**ACTIVITY:**
Across the records below, how many lines include the string "上一版本"? Respond with the number only.

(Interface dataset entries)
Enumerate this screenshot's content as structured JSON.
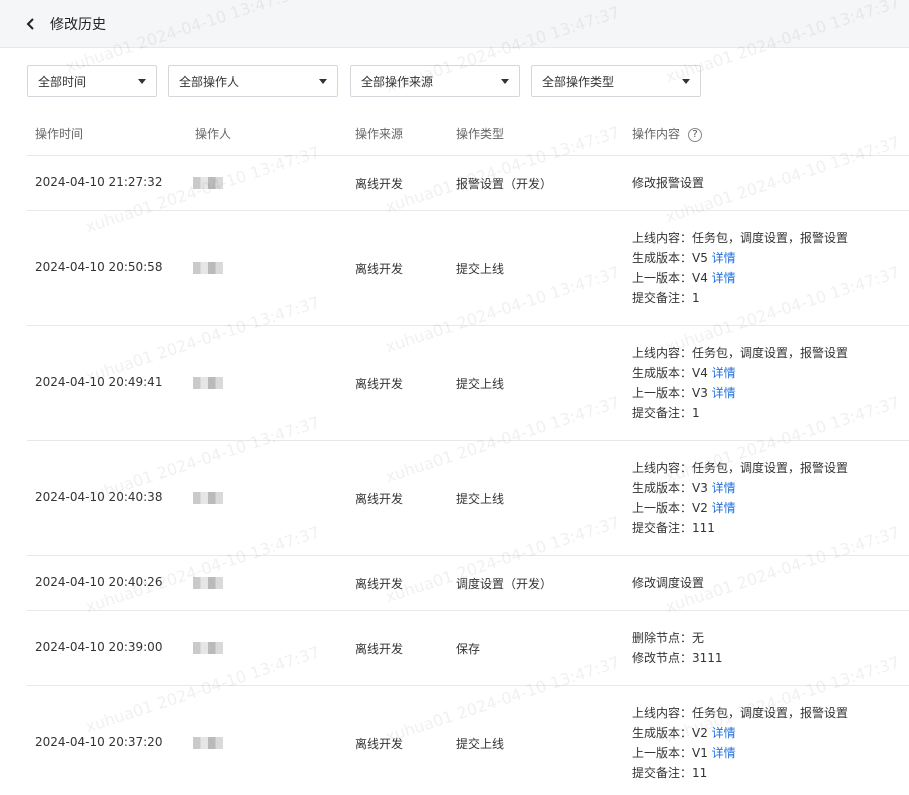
{
  "header": {
    "title": "修改历史"
  },
  "filters": [
    {
      "label": "全部时间"
    },
    {
      "label": "全部操作人"
    },
    {
      "label": "全部操作来源"
    },
    {
      "label": "全部操作类型"
    }
  ],
  "columns": {
    "time": "操作时间",
    "operator": "操作人",
    "source": "操作来源",
    "type": "操作类型",
    "content": "操作内容",
    "help": "?"
  },
  "rows": [
    {
      "time": "2024-04-10 21:27:32",
      "source": "离线开发",
      "type": "报警设置（开发）",
      "content": [
        {
          "text": "修改报警设置"
        }
      ]
    },
    {
      "time": "2024-04-10 20:50:58",
      "source": "离线开发",
      "type": "提交上线",
      "content": [
        {
          "text": "上线内容：任务包，调度设置，报警设置"
        },
        {
          "text": "生成版本：V5 ",
          "link": "详情"
        },
        {
          "text": "上一版本：V4 ",
          "link": "详情"
        },
        {
          "text": "提交备注：1"
        }
      ]
    },
    {
      "time": "2024-04-10 20:49:41",
      "source": "离线开发",
      "type": "提交上线",
      "content": [
        {
          "text": "上线内容：任务包，调度设置，报警设置"
        },
        {
          "text": "生成版本：V4 ",
          "link": "详情"
        },
        {
          "text": "上一版本：V3 ",
          "link": "详情"
        },
        {
          "text": "提交备注：1"
        }
      ]
    },
    {
      "time": "2024-04-10 20:40:38",
      "source": "离线开发",
      "type": "提交上线",
      "content": [
        {
          "text": "上线内容：任务包，调度设置，报警设置"
        },
        {
          "text": "生成版本：V3 ",
          "link": "详情"
        },
        {
          "text": "上一版本：V2 ",
          "link": "详情"
        },
        {
          "text": "提交备注：111"
        }
      ]
    },
    {
      "time": "2024-04-10 20:40:26",
      "source": "离线开发",
      "type": "调度设置（开发）",
      "content": [
        {
          "text": "修改调度设置"
        }
      ]
    },
    {
      "time": "2024-04-10 20:39:00",
      "source": "离线开发",
      "type": "保存",
      "content": [
        {
          "text": "删除节点：无"
        },
        {
          "text": "修改节点：3111"
        }
      ]
    },
    {
      "time": "2024-04-10 20:37:20",
      "source": "离线开发",
      "type": "提交上线",
      "content": [
        {
          "text": "上线内容：任务包，调度设置，报警设置"
        },
        {
          "text": "生成版本：V2 ",
          "link": "详情"
        },
        {
          "text": "上一版本：V1 ",
          "link": "详情"
        },
        {
          "text": "提交备注：11"
        }
      ]
    }
  ],
  "watermark": "xuhua01 2024-04-10 13:47:37"
}
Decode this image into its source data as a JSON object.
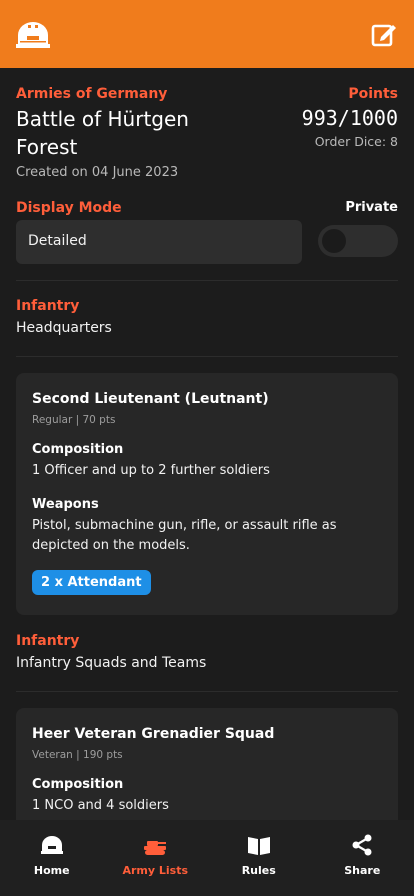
{
  "header": {
    "logo_icon": "bunker-icon",
    "edit_icon": "edit-icon"
  },
  "list": {
    "faction": "Armies of Germany",
    "title": "Battle of Hürtgen Forest",
    "created": "Created on 04 June 2023",
    "points_label": "Points",
    "points_value": "993/1000",
    "order_dice": "Order Dice: 8"
  },
  "display": {
    "label": "Display Mode",
    "value": "Detailed",
    "private_label": "Private",
    "private_on": false
  },
  "sections": [
    {
      "category": "Infantry",
      "subcategory": "Headquarters"
    },
    {
      "category": "Infantry",
      "subcategory": "Infantry Squads and Teams"
    }
  ],
  "units": [
    {
      "name": "Second Lieutenant (Leutnant)",
      "meta": "Regular | 70 pts",
      "composition_label": "Composition",
      "composition": "1 Officer and up to 2 further soldiers",
      "weapons_label": "Weapons",
      "weapons": "Pistol, submachine gun, rifle, or assault rifle as depicted on the models.",
      "badge": "2 x Attendant"
    },
    {
      "name": "Heer Veteran Grenadier Squad",
      "meta": "Veteran | 190 pts",
      "composition_label": "Composition",
      "composition": "1 NCO and 4 soldiers"
    }
  ],
  "nav": [
    {
      "label": "Home",
      "icon": "bunker-icon",
      "active": false
    },
    {
      "label": "Army Lists",
      "icon": "tank-icon",
      "active": true
    },
    {
      "label": "Rules",
      "icon": "book-icon",
      "active": false
    },
    {
      "label": "Share",
      "icon": "share-icon",
      "active": false
    }
  ],
  "colors": {
    "accent": "#f07c1c",
    "highlight": "#ff5e3a",
    "badge": "#1e8fe6",
    "background": "#1c1c1c"
  }
}
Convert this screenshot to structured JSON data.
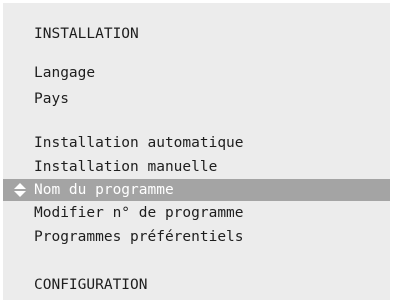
{
  "menu": {
    "section_installation": "INSTALLATION",
    "items_group1": [
      {
        "label": "Langage"
      },
      {
        "label": "Pays"
      }
    ],
    "items_group2": [
      {
        "label": "Installation automatique"
      },
      {
        "label": "Installation manuelle"
      },
      {
        "label": "Nom du programme",
        "selected": true
      },
      {
        "label": "Modifier n° de programme"
      },
      {
        "label": "Programmes préférentiels"
      }
    ],
    "section_configuration": "CONFIGURATION",
    "selector_icon": "up-down-arrows-icon"
  },
  "colors": {
    "panel_background": "#ececec",
    "text": "#1e1e1e",
    "highlight_background": "#a4a4a4",
    "highlight_text": "#ffffff"
  }
}
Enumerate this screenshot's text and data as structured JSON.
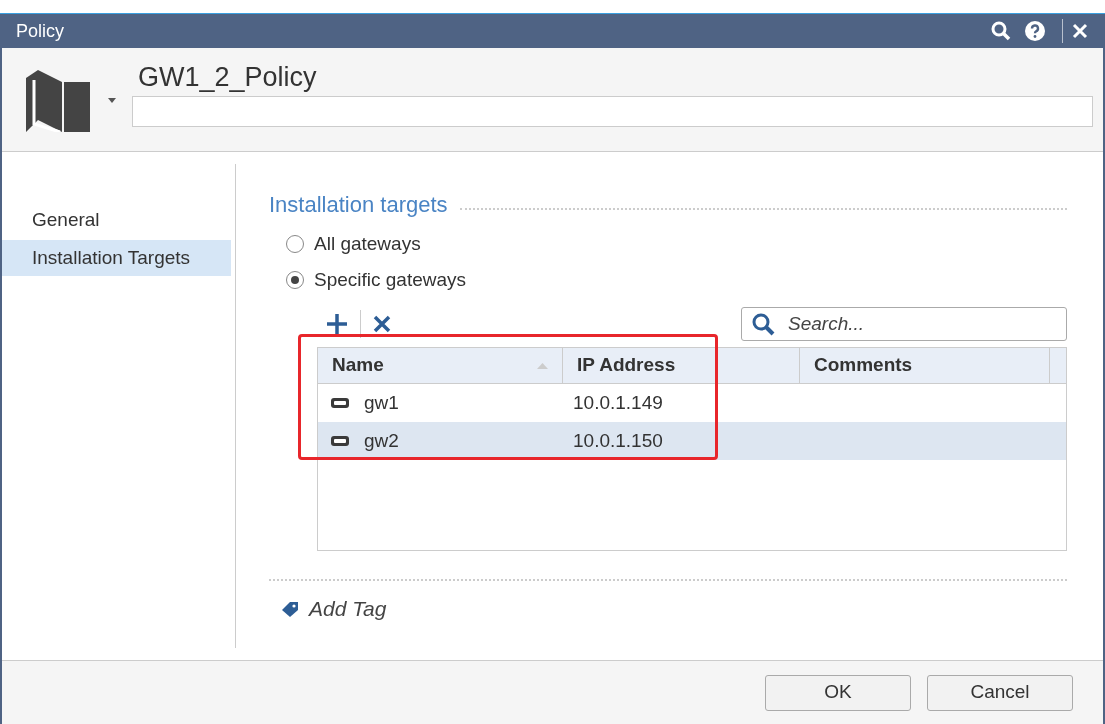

**ANSWER FOR THIS EXERCISE:**
4